Well, throw in y2 in

the right hand side, or in the second element.

And last command, you can

also change the axis scales

and change axis these to 1.51

minus 1 1 and this

sets the x range

and y range for the

figure on the right,

and concretely, it assess the horizontal

major values in the figure

on the right to make sure 0.5

to 1, and the vertical

axis values use the range from minus one to one.

And, you know, you don't need to memorize all these commands.

If you ever need to

change the access or you

need to know is that, you know, there's an

access command and you can

already get the details

from the usual octave help command.

Finally, just a couple last

commands CLF clear is

a figure and here's one unique trait.

Let's set a to be equal

to a 5 by 5

magic squares a. So, a

is now this 5 by 5

matrix does a neat

trick that I sometimes use to

visualize the matrix, which is

I can use image sc

of a what this will

do is plot a five

by five matrix, a five by five grid of color.

where the different colors correspond to

the different values in the A matrix.

So concretely, I can also do color bar.

Let me use a

more sophisticated command, and image sc

A color bar

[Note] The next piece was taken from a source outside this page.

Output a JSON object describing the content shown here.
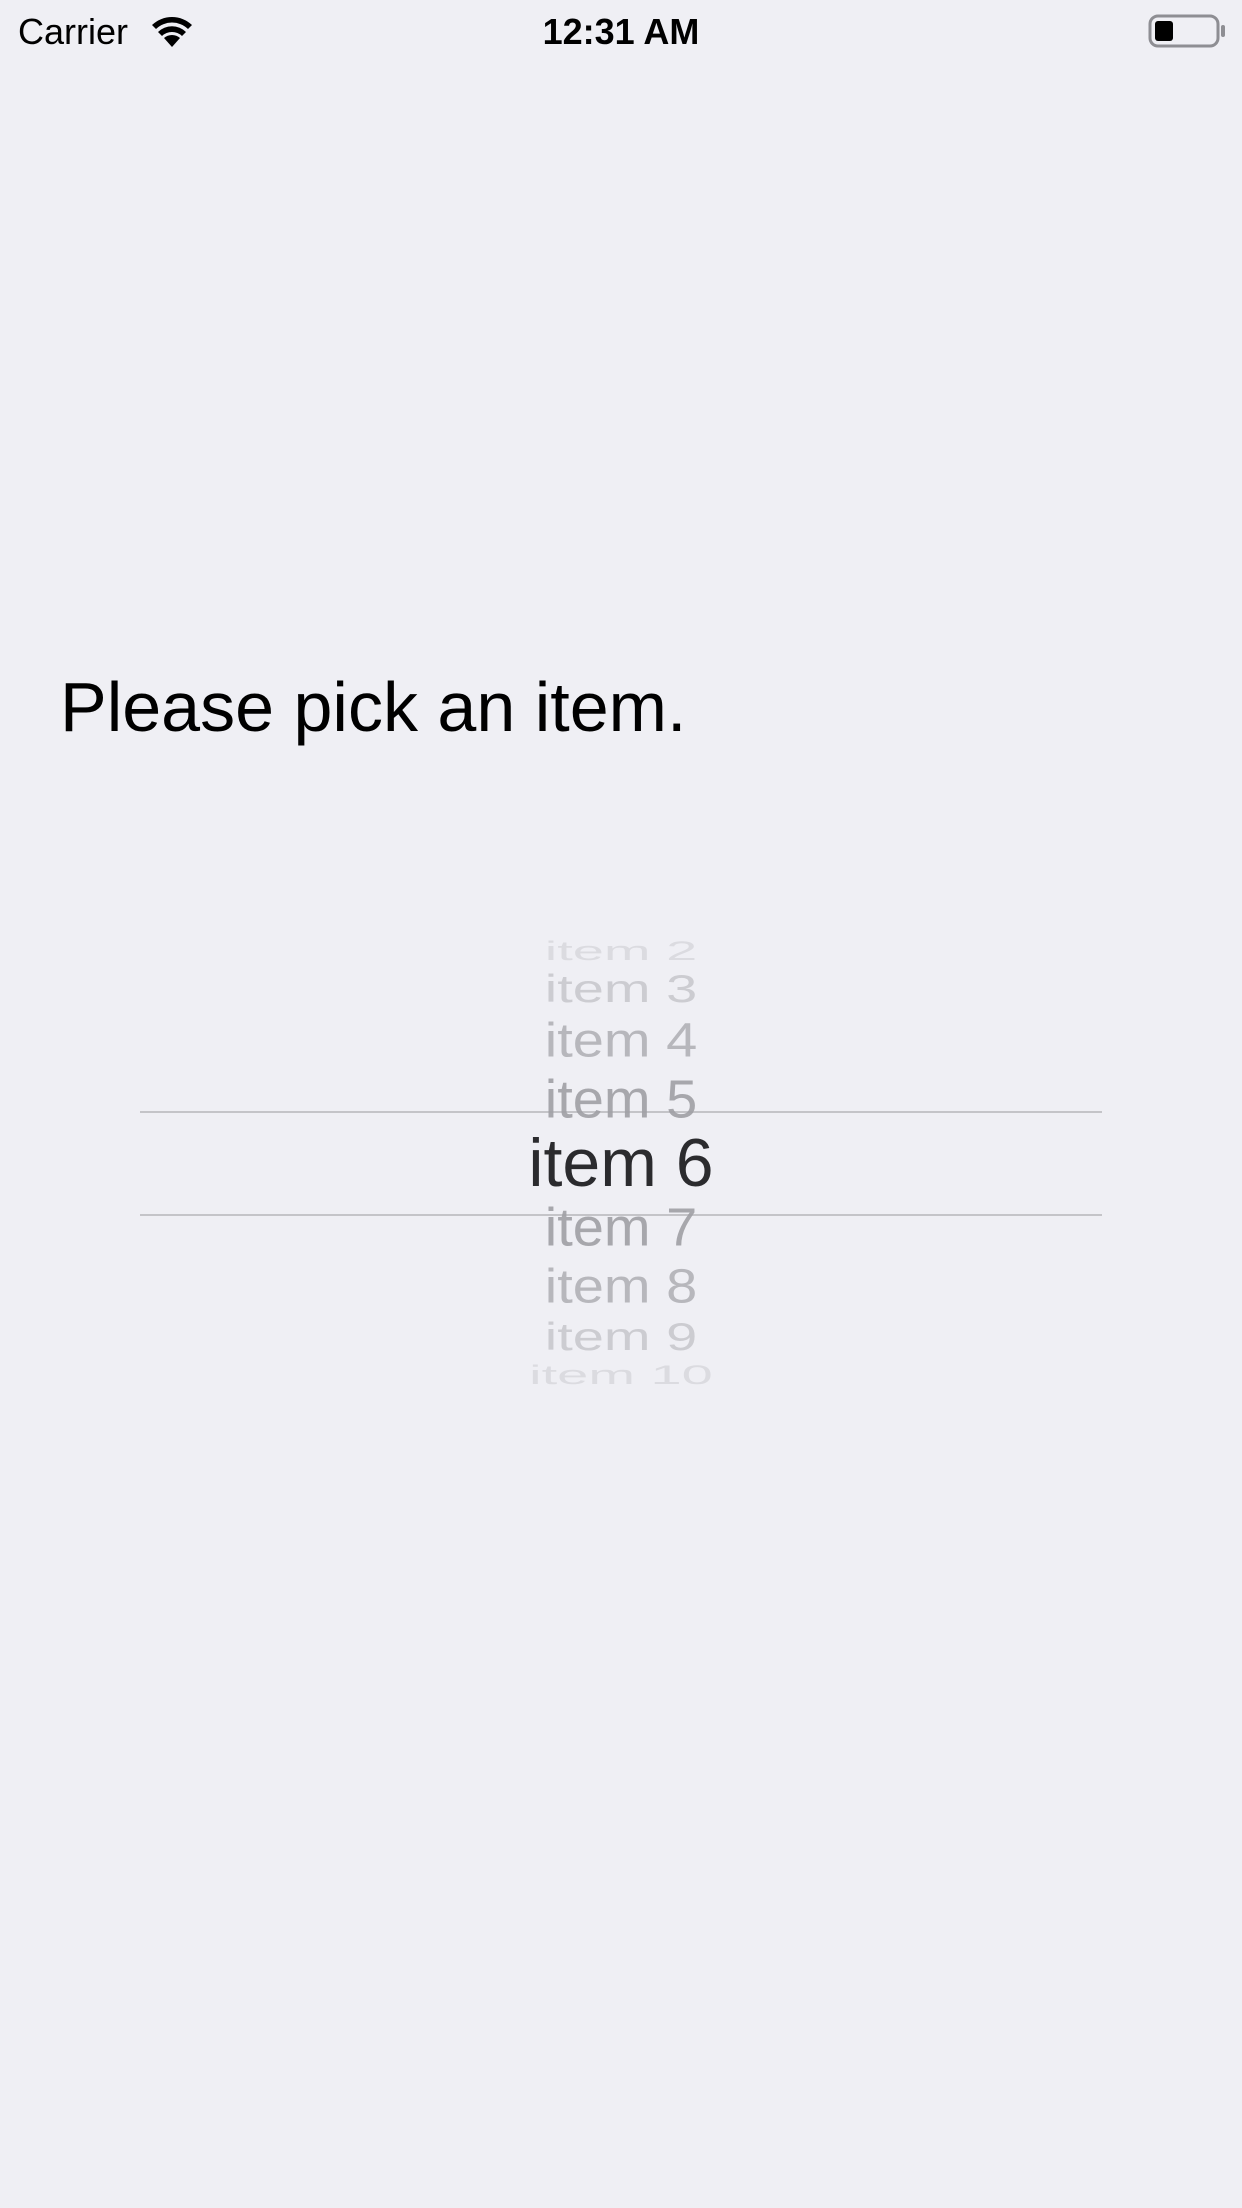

color map gray.

This is actually running three commands at a time.

I'm running image sc then running

color bar, then running color map gray.

And what this does, is it sets

a color map, so a

gray color map, and on the

right it also puts in this color bar.

And so this color bar

shows what the different shades of color correspond to.

Concretely, the upper left

element of the A matrix

is 17, and so that corresponds

to kind of a mint shade of gray.

Whereas in contrast the second

element of A--sort of the

1 2 element of A--is 24.

Right, so it's A 1 2 is 24.

So that corresponds to

this square out here, which is

nearly a shade of white.

And the small value, say

A--what is that? A

4 5, you know, is a value

3 over here that corresponds--

you can see on my color bar

that it corresponds to a

much darker shade in this image.

So here's another example,

I can plot a larger, you

know, here's a magic 15 that

gives you a 15 by 15

magic square and this

gives me a plot of what

my 15 by 15 magic squares values looks like.

And finally to wrap

up this video, what you've

seen me do here is

use comma chaining of function calls.

Here's how you actually do this.

If I type A equals

1, B equals 2, C equals

3, and hit Enter, then

this is actually carrying out

three commands at the same time.

Or really carrying out three

commands, one after another,

and it prints out all three results.

And this is a lot like

A equals 1, B equals

2, C equals 3, except

that if I use semicolons instead

of a comma, it doesn't print out anything.

So, this, you know,

this thing here we call comma

chaining of commands, or comma chaining of function calls.

And, it's just another

convenient way in Octave to

put multiple commands like image sc

color bar, colon map

to put multi-commands on the same line.

So, that's it.

You now know how to plot

different figures and octave, and

in next video the

next main piece that I want

to tell you about is how to

write control statements like if,

while, for statements and

octave as well as hard to define and use functions